When Jacqueline Bouvier was preparing for her 1953 wedding to then Congressman John F. Kennedy, her mother sought out a talented African-American dress-maker name Ann Cole Lowe to create the wedding gown. Ms. Lowe was a high society designer who had designed for her for years as well as for the duPonts, Biddles, Lodges, and other patrician-type families for years.
The Bouvier wedding gown featured a portrait neckline and bouffant skirt decorated with interwoven bands of tucking and tiny wax flowers. The gown required 50 yards of ivory silk taffeta and took more than two months to make. Ms. Lowe also designed the pink faille silk gowns and matching Tudor caps worn by the bridal party.
Ms. Lowe was awarded the Couturier of the Year Plaque by New York Fashion society in 1961. She appeared in the National Social Directory and 1968 Who’s Who of American Women. She also opened a new store on Madison Avenue in New York, which did quite well. She designed and created more than 2,000 dresses for New York’s society ladies, and was well known for using the “trapunto” technique in her dressmaking.
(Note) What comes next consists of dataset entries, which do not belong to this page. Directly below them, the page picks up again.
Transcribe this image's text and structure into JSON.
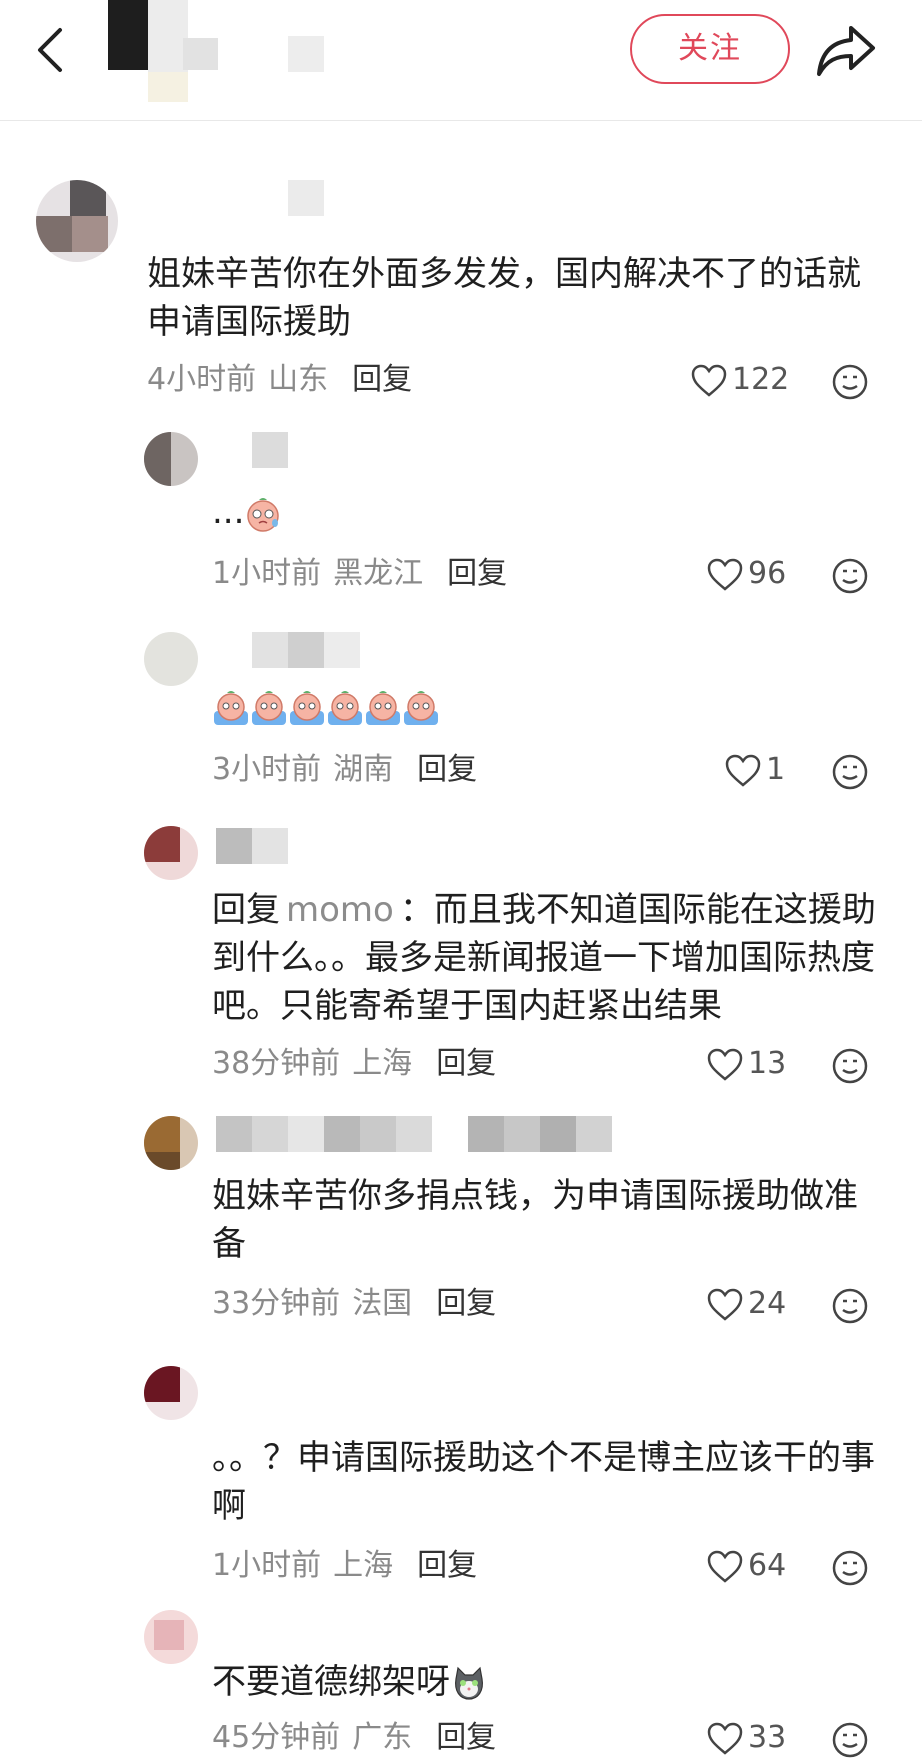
{
  "topbar": {
    "follow_label": "关注"
  },
  "comments": [
    {
      "text": "姐妹辛苦你在外面多发发，国内解决不了的话就申请国际援助",
      "time": "4小时前",
      "location": "山东",
      "reply_label": "回复",
      "likes": "122"
    },
    {
      "text": "...",
      "time": "1小时前",
      "location": "黑龙江",
      "reply_label": "回复",
      "likes": "96"
    },
    {
      "text": "",
      "time": "3小时前",
      "location": "湖南",
      "reply_label": "回复",
      "likes": "1"
    },
    {
      "reply_prefix": "回复",
      "mention": "momo",
      "text": "：而且我不知道国际能在这援助到什么。。最多是新闻报道一下增加国际热度吧。只能寄希望于国内赶紧出结果",
      "time": "38分钟前",
      "location": "上海",
      "reply_label": "回复",
      "likes": "13"
    },
    {
      "text": "姐妹辛苦你多捐点钱，为申请国际援助做准备",
      "time": "33分钟前",
      "location": "法国",
      "reply_label": "回复",
      "likes": "24"
    },
    {
      "text": "。。？申请国际援助这个不是博主应该干的事啊",
      "time": "1小时前",
      "location": "上海",
      "reply_label": "回复",
      "likes": "64"
    },
    {
      "text": "不要道德绑架呀",
      "time": "45分钟前",
      "location": "广东",
      "reply_label": "回复",
      "likes": "33"
    }
  ],
  "icons": {
    "back": "chevron-left-icon",
    "share": "share-arrow-icon",
    "like": "heart-outline-icon",
    "emoji": "smiley-face-icon"
  },
  "colors": {
    "accent": "#e0485a",
    "meta": "#8a8a8a"
  }
}
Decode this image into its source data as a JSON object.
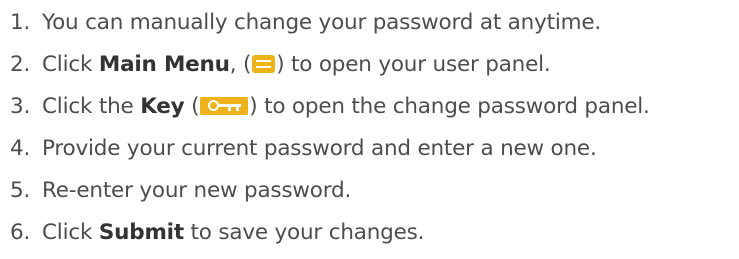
{
  "steps": [
    {
      "number": "1.",
      "text": "You can manually change your password at anytime."
    },
    {
      "number": "2.",
      "pre": "Click ",
      "bold": "Main Menu",
      "mid": ", (",
      "icon": "menu-icon",
      "post": ") to open your user panel."
    },
    {
      "number": "3.",
      "pre": "Click the ",
      "bold": "Key",
      "mid": " (",
      "icon": "key-icon",
      "post": ") to open the change password panel."
    },
    {
      "number": "4.",
      "text": "Provide your current password and enter a new one."
    },
    {
      "number": "5.",
      "text": "Re-enter your new password."
    },
    {
      "number": "6.",
      "pre": "Click ",
      "bold": "Submit",
      "post": " to save your changes."
    }
  ],
  "colors": {
    "text": "#4d4d4d",
    "icon_accent": "#f0b21b"
  }
}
Five of Ms. Cole’s gowns are now in the permanent collection of the Costume Institute of the Metropolitan Museum in New York. Others are in the Smithsonian Institution in Washington, and the Black Fashion Museum in Harlem. Anne Cole Lowe retired in the 1970s and died in 1981 at the age of 83.
You can read more about Ann Cole Lowe in the book, The Threads of Time, The Fabric of History: Profiles Of African American Dressmakers And Designers From 1850 To The Present. The book was written by Rosemary E. Reed Miller.
Love & Soul Always, Kawania